Aim of the task: The lines you need are those holding the word "JSON"; pull them from the material.

Provided records:

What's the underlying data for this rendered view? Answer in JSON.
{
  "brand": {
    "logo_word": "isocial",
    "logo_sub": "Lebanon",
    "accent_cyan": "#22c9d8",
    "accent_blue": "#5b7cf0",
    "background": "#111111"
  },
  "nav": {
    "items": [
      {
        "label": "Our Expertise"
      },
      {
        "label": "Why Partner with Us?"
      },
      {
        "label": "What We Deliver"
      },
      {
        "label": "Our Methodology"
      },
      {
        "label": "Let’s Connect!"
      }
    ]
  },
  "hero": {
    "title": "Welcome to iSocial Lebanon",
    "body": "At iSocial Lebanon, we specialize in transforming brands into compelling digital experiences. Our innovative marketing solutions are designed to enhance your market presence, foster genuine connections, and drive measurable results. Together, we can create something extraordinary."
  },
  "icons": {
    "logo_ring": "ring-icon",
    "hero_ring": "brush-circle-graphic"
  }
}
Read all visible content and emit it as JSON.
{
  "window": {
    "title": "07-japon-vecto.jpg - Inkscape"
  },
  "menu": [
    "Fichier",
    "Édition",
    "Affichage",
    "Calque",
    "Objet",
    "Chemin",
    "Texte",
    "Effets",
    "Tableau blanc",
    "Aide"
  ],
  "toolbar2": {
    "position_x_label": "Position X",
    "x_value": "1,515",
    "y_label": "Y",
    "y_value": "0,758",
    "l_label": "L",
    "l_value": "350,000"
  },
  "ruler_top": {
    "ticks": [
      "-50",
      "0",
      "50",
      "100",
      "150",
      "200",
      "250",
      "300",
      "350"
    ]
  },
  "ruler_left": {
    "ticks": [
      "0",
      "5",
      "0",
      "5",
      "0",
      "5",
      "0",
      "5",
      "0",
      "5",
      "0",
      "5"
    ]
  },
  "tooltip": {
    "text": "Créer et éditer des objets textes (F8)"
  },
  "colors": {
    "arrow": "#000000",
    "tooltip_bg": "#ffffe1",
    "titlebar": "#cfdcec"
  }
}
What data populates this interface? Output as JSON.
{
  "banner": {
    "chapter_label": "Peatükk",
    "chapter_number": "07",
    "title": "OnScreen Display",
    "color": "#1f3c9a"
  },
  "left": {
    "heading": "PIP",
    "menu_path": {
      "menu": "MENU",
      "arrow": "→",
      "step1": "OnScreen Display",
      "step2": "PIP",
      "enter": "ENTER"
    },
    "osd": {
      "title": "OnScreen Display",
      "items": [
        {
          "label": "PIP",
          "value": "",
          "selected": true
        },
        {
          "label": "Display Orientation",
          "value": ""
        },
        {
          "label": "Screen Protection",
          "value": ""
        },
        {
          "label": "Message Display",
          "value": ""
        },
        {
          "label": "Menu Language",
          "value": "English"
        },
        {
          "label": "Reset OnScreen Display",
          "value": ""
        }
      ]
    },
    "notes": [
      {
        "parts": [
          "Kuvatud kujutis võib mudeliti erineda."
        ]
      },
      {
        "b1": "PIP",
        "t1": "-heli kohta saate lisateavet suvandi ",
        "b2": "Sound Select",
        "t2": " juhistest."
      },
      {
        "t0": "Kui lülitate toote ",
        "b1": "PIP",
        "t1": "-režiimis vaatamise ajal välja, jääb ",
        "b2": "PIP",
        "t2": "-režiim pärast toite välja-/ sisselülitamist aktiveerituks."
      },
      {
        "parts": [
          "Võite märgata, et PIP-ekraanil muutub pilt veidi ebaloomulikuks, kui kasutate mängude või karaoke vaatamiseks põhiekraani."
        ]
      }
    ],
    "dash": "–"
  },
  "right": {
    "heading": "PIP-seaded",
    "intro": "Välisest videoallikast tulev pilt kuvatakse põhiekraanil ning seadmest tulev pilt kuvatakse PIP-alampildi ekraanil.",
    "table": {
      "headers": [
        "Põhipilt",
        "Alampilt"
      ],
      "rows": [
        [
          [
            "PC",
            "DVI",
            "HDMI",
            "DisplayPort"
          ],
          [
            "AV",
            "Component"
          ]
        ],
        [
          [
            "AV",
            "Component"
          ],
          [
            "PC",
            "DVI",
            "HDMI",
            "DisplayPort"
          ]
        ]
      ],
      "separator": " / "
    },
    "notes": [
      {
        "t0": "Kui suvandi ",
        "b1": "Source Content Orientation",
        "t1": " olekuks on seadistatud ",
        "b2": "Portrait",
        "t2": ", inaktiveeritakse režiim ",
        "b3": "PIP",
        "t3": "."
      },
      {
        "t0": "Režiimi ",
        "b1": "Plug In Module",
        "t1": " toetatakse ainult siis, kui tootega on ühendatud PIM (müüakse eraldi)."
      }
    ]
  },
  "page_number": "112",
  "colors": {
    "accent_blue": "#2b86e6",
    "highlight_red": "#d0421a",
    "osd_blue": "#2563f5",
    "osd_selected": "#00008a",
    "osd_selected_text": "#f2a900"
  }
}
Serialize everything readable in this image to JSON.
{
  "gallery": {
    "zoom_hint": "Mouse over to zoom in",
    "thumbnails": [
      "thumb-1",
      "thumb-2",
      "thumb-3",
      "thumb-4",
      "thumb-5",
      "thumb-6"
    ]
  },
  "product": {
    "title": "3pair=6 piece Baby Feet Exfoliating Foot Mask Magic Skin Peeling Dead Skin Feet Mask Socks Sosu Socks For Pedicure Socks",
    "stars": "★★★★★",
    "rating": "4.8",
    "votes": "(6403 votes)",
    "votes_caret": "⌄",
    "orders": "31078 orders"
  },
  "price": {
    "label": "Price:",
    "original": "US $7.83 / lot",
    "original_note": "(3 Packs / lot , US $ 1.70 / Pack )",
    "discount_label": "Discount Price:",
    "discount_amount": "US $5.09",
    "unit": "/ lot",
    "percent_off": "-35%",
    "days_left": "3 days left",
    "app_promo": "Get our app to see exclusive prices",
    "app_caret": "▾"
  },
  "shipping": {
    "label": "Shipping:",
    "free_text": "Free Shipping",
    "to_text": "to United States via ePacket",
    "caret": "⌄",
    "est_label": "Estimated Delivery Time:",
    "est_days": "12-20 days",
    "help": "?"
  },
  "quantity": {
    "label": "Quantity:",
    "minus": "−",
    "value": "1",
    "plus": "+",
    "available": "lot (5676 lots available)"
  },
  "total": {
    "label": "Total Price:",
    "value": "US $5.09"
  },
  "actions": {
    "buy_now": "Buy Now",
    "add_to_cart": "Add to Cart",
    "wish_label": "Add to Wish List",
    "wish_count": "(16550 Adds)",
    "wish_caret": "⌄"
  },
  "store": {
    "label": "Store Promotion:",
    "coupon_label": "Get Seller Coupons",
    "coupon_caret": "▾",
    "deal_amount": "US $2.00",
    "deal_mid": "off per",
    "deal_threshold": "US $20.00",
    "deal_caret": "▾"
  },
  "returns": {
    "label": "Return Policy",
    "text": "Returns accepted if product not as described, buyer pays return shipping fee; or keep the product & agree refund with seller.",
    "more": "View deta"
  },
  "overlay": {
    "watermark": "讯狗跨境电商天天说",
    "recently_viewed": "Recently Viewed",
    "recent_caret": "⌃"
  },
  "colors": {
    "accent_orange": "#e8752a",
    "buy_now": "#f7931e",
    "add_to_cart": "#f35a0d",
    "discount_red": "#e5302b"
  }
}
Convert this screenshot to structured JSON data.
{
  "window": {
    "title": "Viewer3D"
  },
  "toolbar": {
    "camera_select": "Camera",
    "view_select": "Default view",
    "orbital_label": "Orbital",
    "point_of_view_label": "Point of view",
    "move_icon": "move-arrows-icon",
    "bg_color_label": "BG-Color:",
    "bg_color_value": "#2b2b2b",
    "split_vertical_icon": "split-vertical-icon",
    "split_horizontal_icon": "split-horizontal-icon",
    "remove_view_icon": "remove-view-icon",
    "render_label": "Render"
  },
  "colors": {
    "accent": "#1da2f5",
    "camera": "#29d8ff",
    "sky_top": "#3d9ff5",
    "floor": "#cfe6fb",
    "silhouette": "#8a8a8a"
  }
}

Written response:
What's the underlying data for this rendered view? Answer in JSON.
Read all visible content and emit it as JSON.
What data populates this interface? Output as JSON.
Serialize everything readable in this image to JSON.
Convert this screenshot to structured JSON data.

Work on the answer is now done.